[Opening MATERIAL SUPPLIED section]
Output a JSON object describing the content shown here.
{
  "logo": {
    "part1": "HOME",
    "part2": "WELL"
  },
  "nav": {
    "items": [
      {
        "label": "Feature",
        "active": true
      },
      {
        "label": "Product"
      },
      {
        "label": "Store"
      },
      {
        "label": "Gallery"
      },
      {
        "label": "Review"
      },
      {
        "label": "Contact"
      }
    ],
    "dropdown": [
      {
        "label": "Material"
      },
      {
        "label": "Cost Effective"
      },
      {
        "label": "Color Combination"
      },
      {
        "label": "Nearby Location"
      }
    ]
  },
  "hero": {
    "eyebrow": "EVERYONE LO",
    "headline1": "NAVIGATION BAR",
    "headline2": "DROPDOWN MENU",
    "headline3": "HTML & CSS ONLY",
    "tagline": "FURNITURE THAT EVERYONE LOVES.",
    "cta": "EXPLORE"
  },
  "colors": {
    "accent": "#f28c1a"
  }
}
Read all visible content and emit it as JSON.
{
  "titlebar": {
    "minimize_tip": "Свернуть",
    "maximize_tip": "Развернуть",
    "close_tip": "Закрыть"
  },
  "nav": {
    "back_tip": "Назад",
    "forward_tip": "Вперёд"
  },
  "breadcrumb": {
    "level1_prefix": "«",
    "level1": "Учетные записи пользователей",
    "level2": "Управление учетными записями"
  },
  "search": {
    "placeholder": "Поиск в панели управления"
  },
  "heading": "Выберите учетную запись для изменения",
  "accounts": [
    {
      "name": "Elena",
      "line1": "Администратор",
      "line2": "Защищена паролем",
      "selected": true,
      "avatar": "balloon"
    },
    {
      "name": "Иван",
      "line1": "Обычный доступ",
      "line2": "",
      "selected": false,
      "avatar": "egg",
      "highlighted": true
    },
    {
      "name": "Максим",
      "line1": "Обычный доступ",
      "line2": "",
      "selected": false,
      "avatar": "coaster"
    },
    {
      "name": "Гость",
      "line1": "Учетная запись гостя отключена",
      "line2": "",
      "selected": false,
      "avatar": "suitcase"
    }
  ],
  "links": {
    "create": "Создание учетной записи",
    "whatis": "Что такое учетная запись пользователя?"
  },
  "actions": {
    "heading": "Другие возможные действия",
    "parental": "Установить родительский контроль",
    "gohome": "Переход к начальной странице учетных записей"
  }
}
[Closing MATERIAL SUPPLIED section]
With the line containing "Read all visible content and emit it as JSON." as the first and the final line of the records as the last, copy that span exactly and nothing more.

▶ _RESULT OF THIS TASK_:
Read all visible content and emit it as JSON.
{
  "titlebar": {
    "minimize_tip": "Свернуть",
    "maximize_tip": "Развернуть",
    "close_tip": "Закрыть"
  },
  "nav": {
    "back_tip": "Назад",
    "forward_tip": "Вперёд"
  },
  "breadcrumb": {
    "level1_prefix": "«",
    "level1": "Учетные записи пользователей",
    "level2": "Управление учетными записями"
  },
  "search": {
    "placeholder": "Поиск в панели управления"
  },
  "heading": "Выберите учетную запись для изменения",
  "accounts": [
    {
      "name": "Elena",
      "line1": "Администратор",
      "line2": "Защищена паролем",
      "selected": true,
      "avatar": "balloon"
    },
    {
      "name": "Иван",
      "line1": "Обычный доступ",
      "line2": "",
      "selected": false,
      "avatar": "egg",
      "highlighted": true
    },
    {
      "name": "Максим",
      "line1": "Обычный доступ",
      "line2": "",
      "selected": false,
      "avatar": "coaster"
    },
    {
      "name": "Гость",
      "line1": "Учетная запись гостя отключена",
      "line2": "",
      "selected": false,
      "avatar": "suitcase"
    }
  ],
  "links": {
    "create": "Создание учетной записи",
    "whatis": "Что такое учетная запись пользователя?"
  },
  "actions": {
    "heading": "Другие возможные действия",
    "parental": "Установить родительский контроль",
    "gohome": "Переход к начальной странице учетных записей"
  }
}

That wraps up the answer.